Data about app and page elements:
^^^^
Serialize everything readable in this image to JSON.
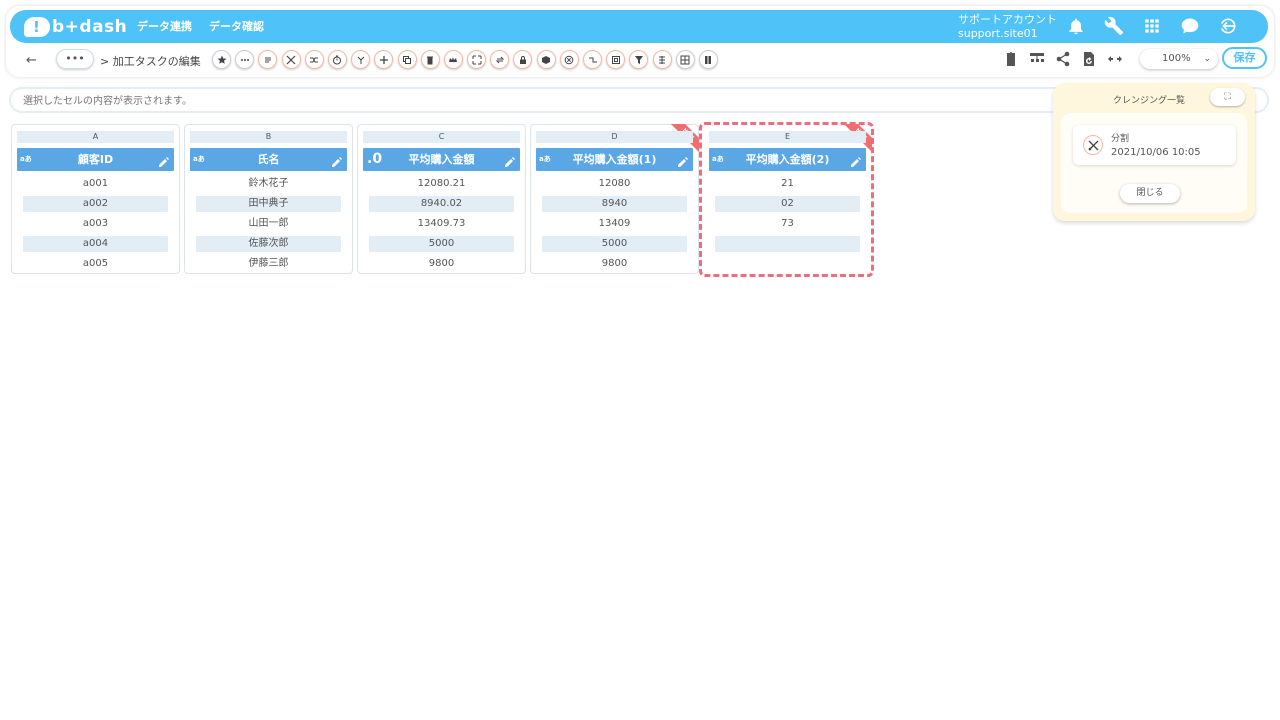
{
  "header": {
    "logo_text": "b+dash",
    "nav": [
      {
        "label": "データ連携"
      },
      {
        "label": "データ確認"
      }
    ],
    "account_name": "サポートアカウント",
    "account_site": "support.site01"
  },
  "toolbar": {
    "dots_label": "•••",
    "breadcrumb": "> 加工タスクの編集",
    "zoom_value": "100%",
    "save_label": "保存"
  },
  "cellbar": {
    "placeholder": "選択したセルの内容が表示されます。"
  },
  "columns": [
    {
      "letter": "A",
      "type": "aあ",
      "name": "顧客ID",
      "cells": [
        "a001",
        "a002",
        "a003",
        "a004",
        "a005"
      ],
      "is_new": false
    },
    {
      "letter": "B",
      "type": "aあ",
      "name": "氏名",
      "cells": [
        "鈴木花子",
        "田中典子",
        "山田一郎",
        "佐藤次郎",
        "伊藤三郎"
      ],
      "is_new": false
    },
    {
      "letter": "C",
      "type": ".0",
      "name": "平均購入金額",
      "cells": [
        "12080.21",
        "8940.02",
        "13409.73",
        "5000",
        "9800"
      ],
      "is_new": false
    },
    {
      "letter": "D",
      "type": "aあ",
      "name": "平均購入金額(1)",
      "cells": [
        "12080",
        "8940",
        "13409",
        "5000",
        "9800"
      ],
      "is_new": true
    },
    {
      "letter": "E",
      "type": "aあ",
      "name": "平均購入金額(2)",
      "cells": [
        "21",
        "02",
        "73",
        "",
        ""
      ],
      "is_new": true
    }
  ],
  "new_badge": "NEW",
  "panel": {
    "title": "クレンジング一覧",
    "expand_label": "⛶",
    "history": [
      {
        "name": "分割",
        "time": "2021/10/06 10:05"
      }
    ],
    "close_label": "閉じる"
  },
  "colors": {
    "brand": "#4fc3f7",
    "column_header": "#5ba7e6",
    "selection": "#ee6d7d",
    "new_badge": "#f26d6d"
  }
}
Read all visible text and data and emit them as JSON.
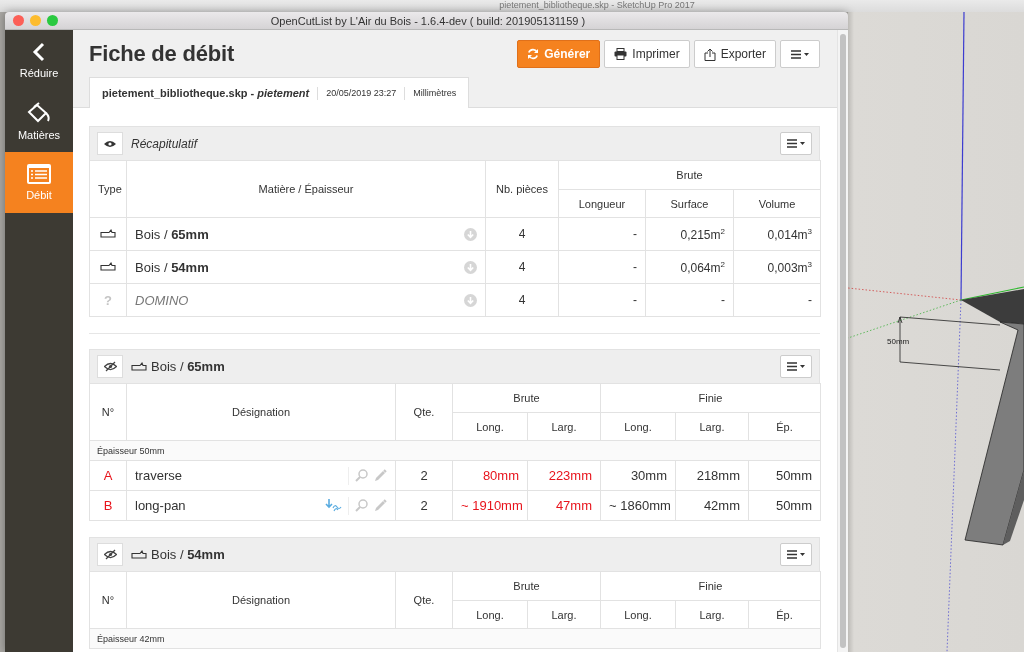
{
  "background_window": {
    "title": "pietement_bibliotheque.skp - SketchUp Pro 2017"
  },
  "window": {
    "title": "OpenCutList by L'Air du Bois - 1.6.4-dev ( build: 201905131159 )"
  },
  "sidebar": {
    "items": [
      {
        "kind": "back",
        "label": "Réduire",
        "selected": false
      },
      {
        "kind": "materials",
        "label": "Matières",
        "selected": false
      },
      {
        "kind": "cutlist",
        "label": "Débit",
        "selected": true
      }
    ]
  },
  "header": {
    "title": "Fiche de débit",
    "buttons": [
      {
        "kind": "refresh",
        "label": "Générer",
        "primary": true
      },
      {
        "kind": "print",
        "label": "Imprimer",
        "primary": false
      },
      {
        "kind": "export",
        "label": "Exporter",
        "primary": false
      },
      {
        "kind": "menu"
      }
    ]
  },
  "file_tab": {
    "model": "pietement_bibliotheque.skp - *pietement*",
    "date": "20/05/2019 23:27",
    "unit": "Millimètres"
  },
  "summary": {
    "title": "Récapitulatif",
    "visible": true,
    "columns": {
      "type": "Type",
      "material": "Matière / Épaisseur",
      "count": "Nb. pièces",
      "raw": "Brute",
      "raw_sub": [
        "Longueur",
        "Surface",
        "Volume"
      ]
    },
    "rows": [
      {
        "kind": "solid_wood",
        "material": "Bois / **65mm**",
        "count": "4",
        "length": "-",
        "area": "0,215m$^{2}$",
        "volume": "0,014m$^{3}$"
      },
      {
        "kind": "solid_wood",
        "material": "Bois / **54mm**",
        "count": "4",
        "length": "-",
        "area": "0,064m$^{2}$",
        "volume": "0,003m$^{3}$"
      },
      {
        "kind": "unknown",
        "symbol": "?",
        "material": "DOMINO",
        "count": "4",
        "length": "-",
        "area": "-",
        "volume": "-"
      }
    ]
  },
  "groups": [
    {
      "title": "Bois / **65mm**",
      "visible": false,
      "columns": {
        "number": "N°",
        "name": "Désignation",
        "quantity": "Qte.",
        "raw": "Brute",
        "raw_sub": [
          "Long.",
          "Larg."
        ],
        "finished": "Finie",
        "finished_sub": [
          "Long.",
          "Larg.",
          "Ép."
        ]
      },
      "thickness": "Épaisseur 50mm",
      "parts": [
        {
          "number": "A",
          "flagged": true,
          "name": "traverse",
          "oriented_grain": false,
          "quantity": "2",
          "raw_length": {
            "text": "80mm",
            "alert": true
          },
          "raw_width": {
            "text": "223mm",
            "alert": true
          },
          "length": "30mm",
          "width": "218mm",
          "thickness": "50mm"
        },
        {
          "number": "B",
          "flagged": true,
          "name": "long-pan",
          "oriented_grain": true,
          "quantity": "2",
          "raw_length": {
            "text": "~ 1910mm",
            "alert": true
          },
          "raw_width": {
            "text": "47mm",
            "alert": true
          },
          "length": "~ 1860mm",
          "width": "42mm",
          "thickness": "50mm"
        }
      ]
    },
    {
      "title": "Bois / **54mm**",
      "visible": false,
      "columns": {
        "number": "N°",
        "name": "Désignation",
        "quantity": "Qte.",
        "raw": "Brute",
        "raw_sub": [
          "Long.",
          "Larg."
        ],
        "finished": "Finie",
        "finished_sub": [
          "Long.",
          "Larg.",
          "Ép."
        ]
      },
      "thickness": "Épaisseur 42mm"
    }
  ],
  "viewport": {
    "dimension_label": "50mm"
  }
}
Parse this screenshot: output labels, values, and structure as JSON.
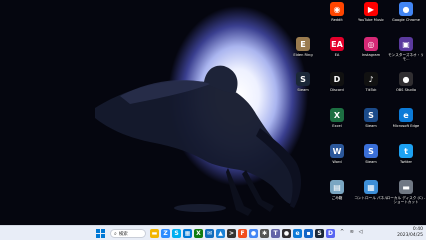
{
  "desktop": {
    "icons": [
      {
        "label": "Reddit",
        "glyph": "◉",
        "color": "#ff4500"
      },
      {
        "label": "YouTube Music",
        "glyph": "▶",
        "color": "#ff0000"
      },
      {
        "label": "Google Chrome",
        "glyph": "●",
        "color": "#4285f4"
      },
      {
        "label": "EA",
        "glyph": "EA",
        "color": "#e4002b"
      },
      {
        "label": "Instagram",
        "glyph": "◎",
        "color": "#d62976"
      },
      {
        "label": "モンスターズネオ・リモ...",
        "glyph": "▣",
        "color": "#5b3a9e"
      },
      {
        "label": "Elden Ring",
        "glyph": "E",
        "color": "#9a7b4f"
      },
      {
        "label": "Discord",
        "glyph": "D",
        "color": "#111111"
      },
      {
        "label": "TikTok",
        "glyph": "♪",
        "color": "#111111"
      },
      {
        "label": "OBS Studio",
        "glyph": "●",
        "color": "#302e31"
      },
      {
        "label": "Steam",
        "glyph": "S",
        "color": "#1b2838"
      },
      {
        "label": "Excel",
        "glyph": "X",
        "color": "#1d6f42"
      },
      {
        "label": "Steam",
        "glyph": "S",
        "color": "#1b4b8a"
      },
      {
        "label": "Microsoft Edge",
        "glyph": "e",
        "color": "#0c7bd8"
      },
      {
        "label": "Word",
        "glyph": "W",
        "color": "#2b579a"
      },
      {
        "label": "Steam",
        "glyph": "S",
        "color": "#3a6fd8"
      },
      {
        "label": "Twitter",
        "glyph": "t",
        "color": "#1da1f2"
      },
      {
        "label": "ごみ箱",
        "glyph": "▤",
        "color": "#7aa6c2"
      },
      {
        "label": "コントロール パネル",
        "glyph": "▦",
        "color": "#3d8fd8"
      },
      {
        "label": "ローカル ディスク (C) - ショートカット",
        "glyph": "▬",
        "color": "#707884"
      }
    ]
  },
  "taskbar": {
    "search_label": "検索",
    "start_icon": "windows-start",
    "apps": [
      {
        "name": "file-explorer",
        "glyph": "▬",
        "color": "#f2b600"
      },
      {
        "name": "zoom",
        "glyph": "Z",
        "color": "#2d8cff"
      },
      {
        "name": "skype",
        "glyph": "S",
        "color": "#00aff0"
      },
      {
        "name": "store",
        "glyph": "▦",
        "color": "#0078d4"
      },
      {
        "name": "xbox",
        "glyph": "X",
        "color": "#107c10"
      },
      {
        "name": "mail",
        "glyph": "✉",
        "color": "#0f6cbd"
      },
      {
        "name": "photos",
        "glyph": "▲",
        "color": "#1b82d8"
      },
      {
        "name": "terminal",
        "glyph": ">",
        "color": "#333333"
      },
      {
        "name": "figma",
        "glyph": "F",
        "color": "#f24e1e"
      },
      {
        "name": "chrome",
        "glyph": "●",
        "color": "#4285f4"
      },
      {
        "name": "settings",
        "glyph": "✱",
        "color": "#555555"
      },
      {
        "name": "teams",
        "glyph": "T",
        "color": "#6264a7"
      },
      {
        "name": "obs",
        "glyph": "●",
        "color": "#302e31"
      },
      {
        "name": "edge",
        "glyph": "e",
        "color": "#0c7bd8"
      },
      {
        "name": "app-blue",
        "glyph": "▪",
        "color": "#1366c6"
      },
      {
        "name": "steam",
        "glyph": "S",
        "color": "#1b2838"
      },
      {
        "name": "discord",
        "glyph": "D",
        "color": "#5865f2"
      }
    ],
    "clock_time": "0:40",
    "clock_date": "2023/04/25"
  }
}
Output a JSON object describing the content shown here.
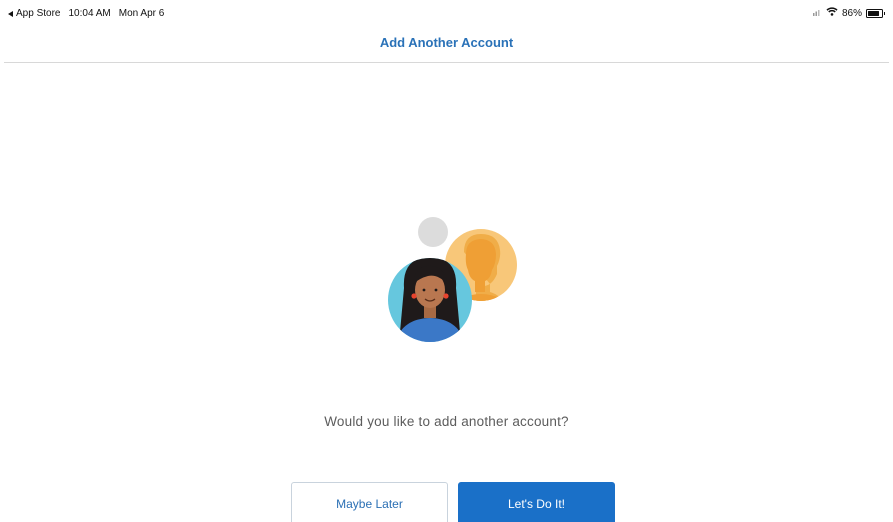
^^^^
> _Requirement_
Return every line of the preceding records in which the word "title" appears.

> _Written reply_
    "title": "クレンジング一覧",
    "title": "pietement_bibliotheque.skp - SketchUp Pro 2017"
    "title": "OpenCutList by L'Air du Bois - 1.6.4-dev ( build: 201905131159 )"
    "title": "Fiche de débit",
    "title": "Récapitulatif",
      "title": "Bois / **65mm**",
      "title": "Bois / **54mm**",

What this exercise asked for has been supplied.